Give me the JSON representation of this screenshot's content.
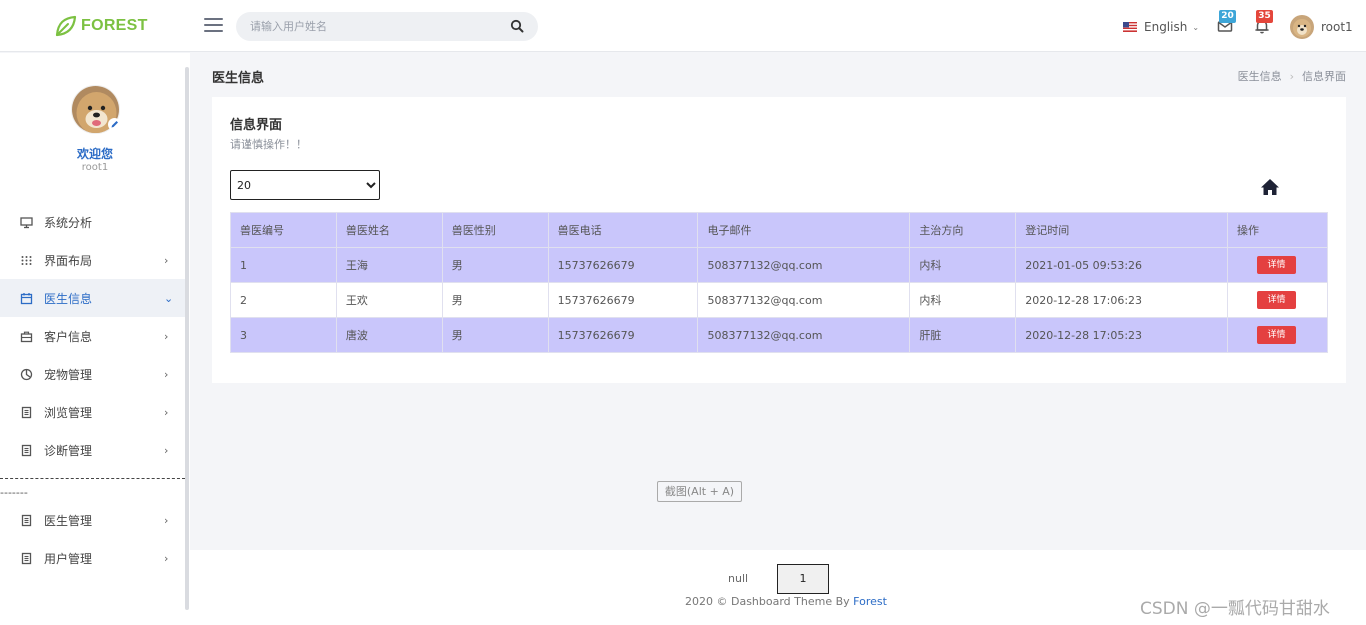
{
  "header": {
    "logo_text": "FOREST",
    "search_placeholder": "请输入用户姓名",
    "language": "English",
    "mail_count": "20",
    "notification_count": "35",
    "user_name": "root1",
    "colors": {
      "brand": "#7cc142",
      "badge_blue": "#3ea6d8",
      "badge_red": "#e4463b"
    }
  },
  "sidebar": {
    "welcome": "欢迎您",
    "user": "root1",
    "items": [
      {
        "label": "系统分析",
        "icon": "monitor-icon",
        "has_chevron": false
      },
      {
        "label": "界面布局",
        "icon": "grid-icon",
        "has_chevron": true
      },
      {
        "label": "医生信息",
        "icon": "calendar-icon",
        "has_chevron": true,
        "active": true
      },
      {
        "label": "客户信息",
        "icon": "briefcase-icon",
        "has_chevron": true
      },
      {
        "label": "宠物管理",
        "icon": "paw-icon",
        "has_chevron": true
      },
      {
        "label": "浏览管理",
        "icon": "document-icon",
        "has_chevron": true
      },
      {
        "label": "诊断管理",
        "icon": "document-icon",
        "has_chevron": true
      }
    ],
    "divider_text": "-------",
    "admin_items": [
      {
        "label": "医生管理",
        "icon": "document-icon",
        "has_chevron": true
      },
      {
        "label": "用户管理",
        "icon": "document-icon",
        "has_chevron": true
      }
    ]
  },
  "main": {
    "page_title": "医生信息",
    "breadcrumb": [
      "医生信息",
      "信息界面"
    ],
    "card_title": "信息界面",
    "card_subtitle": "请谨慎操作！！",
    "page_size": "20",
    "table": {
      "columns": [
        "兽医编号",
        "兽医姓名",
        "兽医性别",
        "兽医电话",
        "电子邮件",
        "主治方向",
        "登记时间",
        "操作"
      ],
      "rows": [
        [
          "1",
          "王海",
          "男",
          "15737626679",
          "508377132@qq.com",
          "内科",
          "2021-01-05 09:53:26"
        ],
        [
          "2",
          "王欢",
          "男",
          "15737626679",
          "508377132@qq.com",
          "内科",
          "2020-12-28 17:06:23"
        ],
        [
          "3",
          "唐波",
          "男",
          "15737626679",
          "508377132@qq.com",
          "肝脏",
          "2020-12-28 17:05:23"
        ]
      ],
      "action_label": "详情"
    },
    "screenshot_hint": "截图(Alt + A)"
  },
  "footer": {
    "pager_label": "null",
    "current_page": "1",
    "copyright_prefix": "2020 © Dashboard Theme By",
    "copyright_link": "Forest"
  },
  "watermark": "CSDN @一瓢代码甘甜水"
}
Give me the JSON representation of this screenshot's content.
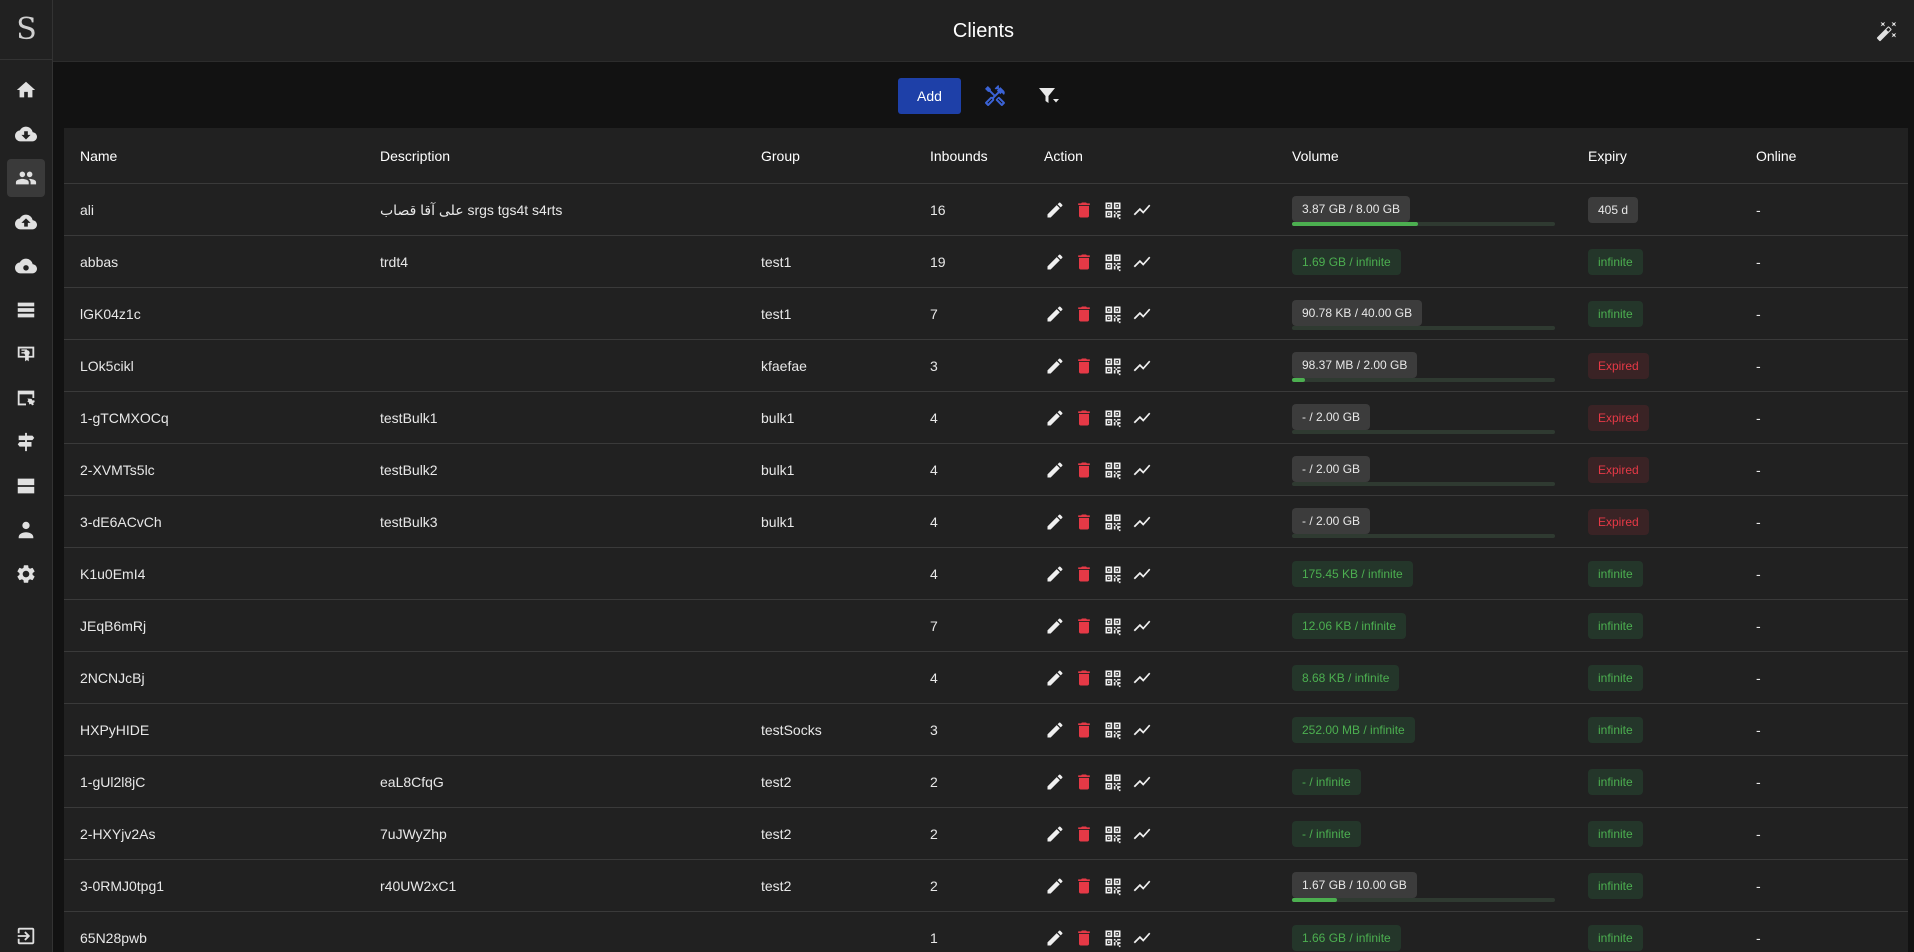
{
  "app": {
    "logo_letter": "S",
    "title": "Clients"
  },
  "sidebar": {
    "items": [
      {
        "icon": "home-icon",
        "active": false
      },
      {
        "icon": "cloud-download-icon",
        "active": false
      },
      {
        "icon": "users-icon",
        "active": true
      },
      {
        "icon": "cloud-upload-icon",
        "active": false
      },
      {
        "icon": "cloud-gear-icon",
        "active": false
      },
      {
        "icon": "server-list-icon",
        "active": false
      },
      {
        "icon": "certificate-icon",
        "active": false
      },
      {
        "icon": "browser-settings-icon",
        "active": false
      },
      {
        "icon": "signpost-icon",
        "active": false
      },
      {
        "icon": "servers-icon",
        "active": false
      },
      {
        "icon": "admin-icon",
        "active": false
      },
      {
        "icon": "gear-icon",
        "active": false
      },
      {
        "icon": "logout-icon",
        "active": false
      }
    ]
  },
  "toolbar": {
    "add_label": "Add"
  },
  "table": {
    "headers": {
      "name": "Name",
      "description": "Description",
      "group": "Group",
      "inbounds": "Inbounds",
      "action": "Action",
      "volume": "Volume",
      "expiry": "Expiry",
      "online": "Online"
    },
    "rows": [
      {
        "name": "ali",
        "description": "علی آقا قصاب srgs tgs4t s4rts",
        "group": "",
        "inbounds": "16",
        "volume": "3.87 GB / 8.00 GB",
        "volume_style": "grey",
        "usage_fraction": 0.48,
        "expiry": "405 d",
        "expiry_style": "grey",
        "online": "-"
      },
      {
        "name": "abbas",
        "description": "trdt4",
        "group": "test1",
        "inbounds": "19",
        "volume": "1.69 GB / infinite",
        "volume_style": "green",
        "usage_fraction": null,
        "expiry": "infinite",
        "expiry_style": "green",
        "online": "-"
      },
      {
        "name": "lGK04z1c",
        "description": "",
        "group": "test1",
        "inbounds": "7",
        "volume": "90.78 KB / 40.00 GB",
        "volume_style": "grey",
        "usage_fraction": 0.0,
        "expiry": "infinite",
        "expiry_style": "green",
        "online": "-"
      },
      {
        "name": "LOk5cikl",
        "description": "",
        "group": "kfaefae",
        "inbounds": "3",
        "volume": "98.37 MB / 2.00 GB",
        "volume_style": "grey",
        "usage_fraction": 0.05,
        "expiry": "Expired",
        "expiry_style": "red",
        "online": "-"
      },
      {
        "name": "1-gTCMXOCq",
        "description": "testBulk1",
        "group": "bulk1",
        "inbounds": "4",
        "volume": "- / 2.00 GB",
        "volume_style": "grey",
        "usage_fraction": 0.0,
        "expiry": "Expired",
        "expiry_style": "red",
        "online": "-"
      },
      {
        "name": "2-XVMTs5lc",
        "description": "testBulk2",
        "group": "bulk1",
        "inbounds": "4",
        "volume": "- / 2.00 GB",
        "volume_style": "grey",
        "usage_fraction": 0.0,
        "expiry": "Expired",
        "expiry_style": "red",
        "online": "-"
      },
      {
        "name": "3-dE6ACvCh",
        "description": "testBulk3",
        "group": "bulk1",
        "inbounds": "4",
        "volume": "- / 2.00 GB",
        "volume_style": "grey",
        "usage_fraction": 0.0,
        "expiry": "Expired",
        "expiry_style": "red",
        "online": "-"
      },
      {
        "name": "K1u0EmI4",
        "description": "",
        "group": "",
        "inbounds": "4",
        "volume": "175.45 KB / infinite",
        "volume_style": "green",
        "usage_fraction": null,
        "expiry": "infinite",
        "expiry_style": "green",
        "online": "-"
      },
      {
        "name": "JEqB6mRj",
        "description": "",
        "group": "",
        "inbounds": "7",
        "volume": "12.06 KB / infinite",
        "volume_style": "green",
        "usage_fraction": null,
        "expiry": "infinite",
        "expiry_style": "green",
        "online": "-"
      },
      {
        "name": "2NCNJcBj",
        "description": "",
        "group": "",
        "inbounds": "4",
        "volume": "8.68 KB / infinite",
        "volume_style": "green",
        "usage_fraction": null,
        "expiry": "infinite",
        "expiry_style": "green",
        "online": "-"
      },
      {
        "name": "HXPyHIDE",
        "description": "",
        "group": "testSocks",
        "inbounds": "3",
        "volume": "252.00 MB / infinite",
        "volume_style": "green",
        "usage_fraction": null,
        "expiry": "infinite",
        "expiry_style": "green",
        "online": "-"
      },
      {
        "name": "1-gUl2l8jC",
        "description": "eaL8CfqG",
        "group": "test2",
        "inbounds": "2",
        "volume": "- / infinite",
        "volume_style": "green",
        "usage_fraction": null,
        "expiry": "infinite",
        "expiry_style": "green",
        "online": "-"
      },
      {
        "name": "2-HXYjv2As",
        "description": "7uJWyZhp",
        "group": "test2",
        "inbounds": "2",
        "volume": "- / infinite",
        "volume_style": "green",
        "usage_fraction": null,
        "expiry": "infinite",
        "expiry_style": "green",
        "online": "-"
      },
      {
        "name": "3-0RMJ0tpg1",
        "description": "r40UW2xC1",
        "group": "test2",
        "inbounds": "2",
        "volume": "1.67 GB / 10.00 GB",
        "volume_style": "grey",
        "usage_fraction": 0.17,
        "expiry": "infinite",
        "expiry_style": "green",
        "online": "-"
      },
      {
        "name": "65N28pwb",
        "description": "",
        "group": "",
        "inbounds": "1",
        "volume": "1.66 GB / infinite",
        "volume_style": "green",
        "usage_fraction": null,
        "expiry": "infinite",
        "expiry_style": "green",
        "online": "-"
      }
    ]
  },
  "colors": {
    "accent": "#1e40a8",
    "success": "#4caf50",
    "danger": "#e53946",
    "surface": "#212121",
    "background": "#121212"
  }
}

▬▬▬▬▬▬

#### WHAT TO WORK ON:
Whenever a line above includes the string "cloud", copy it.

#### OUTPUT OF THE TASK:
        "icon": "cloud-download-icon",
        "icon": "cloud-upload-icon",
        "icon": "cloud-gear-icon",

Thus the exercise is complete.